The landscape has changed. Plenty of work is still to be done to win over mainstream sports fans, but Miami won't immediately become the coolest kid on the block by default.

Atlanta United was by every metric a smashing success last year as an expansion team: becoming the first club to top Seattle's for-so-long-untouchable attendance records. Los Angeles FC, which will make its intro in a few months, is already positioning itself as what Beckham's project from the beginning purported itself to be: glitz and glamour in a metropolis that can attract globally relevant stars.

That being the case, what does team No. 25 have to offer that we haven't seen already?

What of Miami FC?

Riccardo Silva, co-owner of the North American Soccer League club that already calls the city home, has a history of rattling cages at MLS HQ. Silva inspired headlines all over America last July by offering $4 billion to take control of the league's TV and media rights on the condition that MLS adopted a promotion-relegation system.

Never mind that Silva's offer was all but guaranteed to be dismissed out of hand -- or his obvious self-interest. If nothing else, he got people talking. Which is to say that Miami FC is unlikely to sit quietly in the corner while Beckham's team prepares to bring the top flight to South Florida.

The 2018 NASL season won't begin until August, if it opens at all. The league moved from a spring to fall start supposedly to better align itself with the international calendar -- and to give itself more time to scramble together more than the six teams that currently call it home.

The NASL's future is very much in question. If it survives, though -- even, perhaps, if it does not -- expect Silva to pull a few more tricks from up his sleeve.

What level of star power can Beckham's team realistically attract?

Atlanta shifted the paradigm. Instead of following the well-worn path of signing some over-the-hill European veteran to coax fans into seats, United bet big that winning, attractive soccer could be a draw itself.

Atlanta, which just completed the most expensive transfer in MLS history by adding 18-year-old playmaker Ezequiel Barco from Argentinean side Independiente for a reported fee of $15 million, added three designated players who were all in their early 20s and all relatively unknown in the U.S. before their arrival. Miguel Almiron, Josef Martinez and Hector Villalba proceeded to set the league alight in front of packed houses.

LAFC looks to be following a similar model, adding in-his-prime Mexico international Carlos Vela instead of, say, 36-year-old Zlatan Ibrahimovic, who is currently being linked with the crosstown rival Galaxy.

It will be interesting to see how Miami plays it. Because of his own background and how long it took this project to get off the ground, Beckham might feel compelled to make a splash even at the expense of on-field quality.

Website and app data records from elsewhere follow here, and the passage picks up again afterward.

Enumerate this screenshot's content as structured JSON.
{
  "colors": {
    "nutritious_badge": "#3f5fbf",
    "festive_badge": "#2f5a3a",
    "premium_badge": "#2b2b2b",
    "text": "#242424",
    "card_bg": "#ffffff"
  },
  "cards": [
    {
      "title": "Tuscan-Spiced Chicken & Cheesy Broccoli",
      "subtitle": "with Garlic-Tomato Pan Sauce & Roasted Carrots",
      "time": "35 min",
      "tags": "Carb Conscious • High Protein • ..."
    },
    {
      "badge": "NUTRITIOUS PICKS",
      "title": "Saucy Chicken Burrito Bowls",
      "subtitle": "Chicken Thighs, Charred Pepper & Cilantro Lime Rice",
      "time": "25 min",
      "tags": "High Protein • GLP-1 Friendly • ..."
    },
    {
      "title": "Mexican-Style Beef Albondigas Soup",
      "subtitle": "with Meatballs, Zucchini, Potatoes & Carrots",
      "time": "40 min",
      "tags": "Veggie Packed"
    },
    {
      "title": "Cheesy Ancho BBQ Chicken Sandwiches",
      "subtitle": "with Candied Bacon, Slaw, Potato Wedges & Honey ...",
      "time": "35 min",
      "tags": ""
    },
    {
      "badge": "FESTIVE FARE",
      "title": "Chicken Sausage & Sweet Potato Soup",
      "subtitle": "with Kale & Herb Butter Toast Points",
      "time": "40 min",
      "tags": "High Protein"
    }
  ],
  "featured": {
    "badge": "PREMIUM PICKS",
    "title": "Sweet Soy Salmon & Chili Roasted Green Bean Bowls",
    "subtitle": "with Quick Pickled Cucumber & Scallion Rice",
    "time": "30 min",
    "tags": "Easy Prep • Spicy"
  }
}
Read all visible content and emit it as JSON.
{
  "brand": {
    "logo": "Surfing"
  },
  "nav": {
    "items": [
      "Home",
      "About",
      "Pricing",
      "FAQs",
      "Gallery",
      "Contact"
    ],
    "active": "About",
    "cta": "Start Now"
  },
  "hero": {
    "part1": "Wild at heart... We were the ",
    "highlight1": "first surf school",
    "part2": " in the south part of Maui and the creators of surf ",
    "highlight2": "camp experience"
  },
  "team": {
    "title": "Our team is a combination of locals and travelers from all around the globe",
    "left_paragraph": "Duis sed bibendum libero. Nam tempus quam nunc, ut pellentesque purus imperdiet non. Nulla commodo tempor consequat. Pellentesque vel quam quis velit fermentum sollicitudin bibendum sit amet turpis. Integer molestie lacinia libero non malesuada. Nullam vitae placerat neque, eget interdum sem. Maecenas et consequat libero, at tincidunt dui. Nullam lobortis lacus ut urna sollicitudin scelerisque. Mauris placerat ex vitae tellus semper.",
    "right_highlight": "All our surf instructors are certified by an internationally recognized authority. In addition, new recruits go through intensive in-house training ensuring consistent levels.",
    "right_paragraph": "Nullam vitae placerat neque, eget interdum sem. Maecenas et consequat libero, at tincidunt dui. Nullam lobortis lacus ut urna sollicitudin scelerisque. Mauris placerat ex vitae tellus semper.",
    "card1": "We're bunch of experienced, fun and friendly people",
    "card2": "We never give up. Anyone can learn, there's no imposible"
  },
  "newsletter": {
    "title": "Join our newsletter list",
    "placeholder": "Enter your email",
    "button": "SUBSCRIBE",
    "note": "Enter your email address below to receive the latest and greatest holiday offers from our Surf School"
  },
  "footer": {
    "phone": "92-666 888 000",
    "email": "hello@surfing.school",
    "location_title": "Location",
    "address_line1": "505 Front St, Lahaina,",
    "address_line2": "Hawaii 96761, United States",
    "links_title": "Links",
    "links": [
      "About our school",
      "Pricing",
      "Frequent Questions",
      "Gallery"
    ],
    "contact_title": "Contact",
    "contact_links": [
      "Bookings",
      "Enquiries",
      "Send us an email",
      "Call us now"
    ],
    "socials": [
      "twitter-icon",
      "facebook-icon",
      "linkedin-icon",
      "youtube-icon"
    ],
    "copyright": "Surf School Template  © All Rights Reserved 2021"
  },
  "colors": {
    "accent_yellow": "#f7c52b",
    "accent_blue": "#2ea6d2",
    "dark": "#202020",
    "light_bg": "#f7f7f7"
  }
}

Or, might his club be the one that finally attracts a genuine superstar who is still at the top of his game to Major League Soccer?

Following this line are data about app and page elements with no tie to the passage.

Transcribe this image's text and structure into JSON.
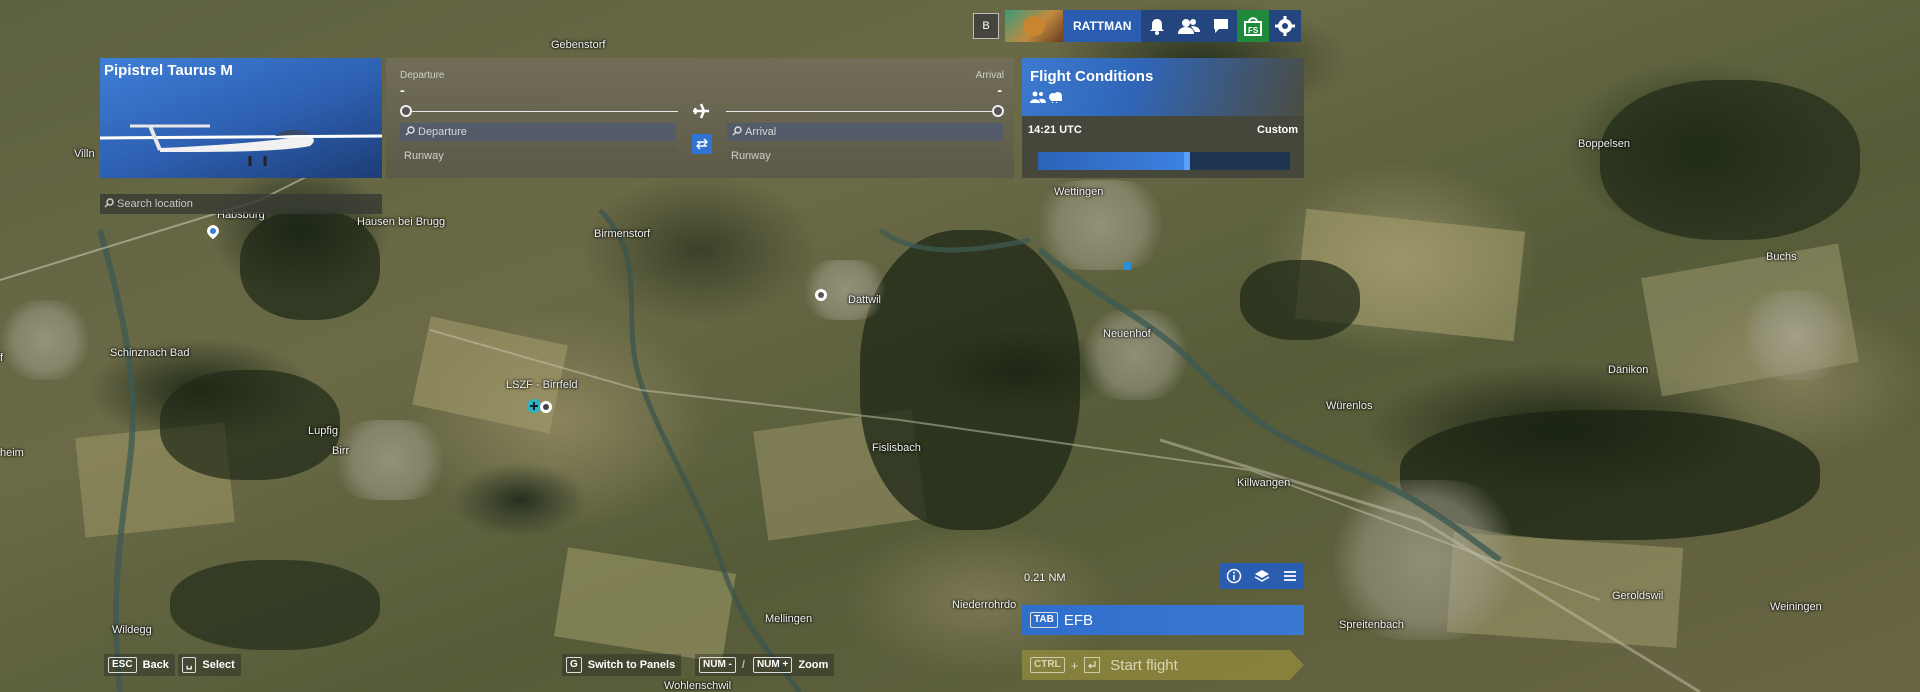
{
  "map": {
    "labels": [
      {
        "id": "gebenstorf",
        "text": "Gebenstorf"
      },
      {
        "id": "villnachern",
        "text": "Villn"
      },
      {
        "id": "habsburg",
        "text": "Habsburg"
      },
      {
        "id": "hausen",
        "text": "Hausen bei Brugg"
      },
      {
        "id": "birmenstorf",
        "text": "Birmenstorf"
      },
      {
        "id": "wettingen",
        "text": "Wettingen"
      },
      {
        "id": "boppelsen",
        "text": "Boppelsen"
      },
      {
        "id": "buchs",
        "text": "Buchs"
      },
      {
        "id": "dattwil",
        "text": "Dättwil"
      },
      {
        "id": "neuenhof",
        "text": "Neuenhof"
      },
      {
        "id": "schinznach",
        "text": "Schinznach Bad"
      },
      {
        "id": "dänikon",
        "text": "Dänikon"
      },
      {
        "id": "würenlos",
        "text": "Würenlos"
      },
      {
        "id": "lupfig",
        "text": "Lupfig"
      },
      {
        "id": "birr",
        "text": "Birr"
      },
      {
        "id": "fislisbach",
        "text": "Fislisbach"
      },
      {
        "id": "killwangen",
        "text": "Killwangen"
      },
      {
        "id": "heim",
        "text": "heim"
      },
      {
        "id": "f",
        "text": "f"
      },
      {
        "id": "geroldswil",
        "text": "Geroldswil"
      },
      {
        "id": "weiningen",
        "text": "Weiningen"
      },
      {
        "id": "niederrohrdorf",
        "text": "Niederrohrdo"
      },
      {
        "id": "mellingen",
        "text": "Mellingen"
      },
      {
        "id": "spreitenbach",
        "text": "Spreitenbach"
      },
      {
        "id": "wildegg",
        "text": "Wildegg"
      },
      {
        "id": "wohlenschwil",
        "text": "Wohlenschwil"
      }
    ],
    "airport_label": "LSZF - Birrfeld",
    "scale": "0.21 NM"
  },
  "aircraft": {
    "name": "Pipistrel Taurus M",
    "search_placeholder": "Search location"
  },
  "route": {
    "departure_label": "Departure",
    "arrival_label": "Arrival",
    "departure_value": "-",
    "arrival_value": "-",
    "departure_search": "Departure",
    "arrival_search": "Arrival",
    "departure_runway": "Runway",
    "arrival_runway": "Runway"
  },
  "conditions": {
    "title": "Flight Conditions",
    "time": "14:21 UTC",
    "weather": "Custom",
    "time_fraction": 0.59
  },
  "topbar": {
    "b_key": "B",
    "username": "RATTMAN"
  },
  "bottom": {
    "efb_key": "TAB",
    "efb_label": "EFB",
    "start_key": "CTRL",
    "start_plus": "+",
    "start_label": "Start flight",
    "hints": [
      {
        "key": "ESC",
        "label": "Back"
      },
      {
        "key": "␣",
        "label": "Select"
      },
      {
        "key": "G",
        "label": "Switch to Panels"
      },
      {
        "key": "NUM -",
        "label": ""
      },
      {
        "key": "NUM +",
        "label": "Zoom"
      }
    ]
  },
  "icons": {
    "bell": "bell-icon",
    "friends": "friends-icon",
    "chat": "chat-icon",
    "marketplace": "marketplace-icon",
    "settings": "gear-icon",
    "info": "info-icon",
    "layers": "layers-icon",
    "menu": "menu-icon",
    "plane": "plane-icon",
    "swap": "swap-icon"
  },
  "colors": {
    "accent": "#2f6fcc",
    "marketplace": "#1f8a3b",
    "start_flight": "#a0963c"
  }
}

How will it go about building authentic connections?

Toronto FC and the Sounders provided the blueprint that every successful MLS expansion club since has copied at least some elements from. Build a stadium close to the city center; treat the "Major League" part of MLS as an imperative rather than emptily aspirational; encourage supporter culture and cultivate authentic ties from the grassroots up.

The last part could prove especially vital to Miami's long-term viability. The city is famous for its vibrant Latino community, a demographic MLS has struggled to tap into for a variety of reasons -- some of which should be blamed on the league itself. Chivas USA was the clumsiest failed overture, but not the only one. Houston, for example, has a downtown stadium and a fun, Central American-heavy, young core but still struggles for attendance figures.

It's up to Miami to market itself in a way that actually connects with people, and doesn't just pander to the diverse groups that call the region home. That will be one of many trends to watch in the coming months and years before Beckham's much-mooted club finally makes its debut.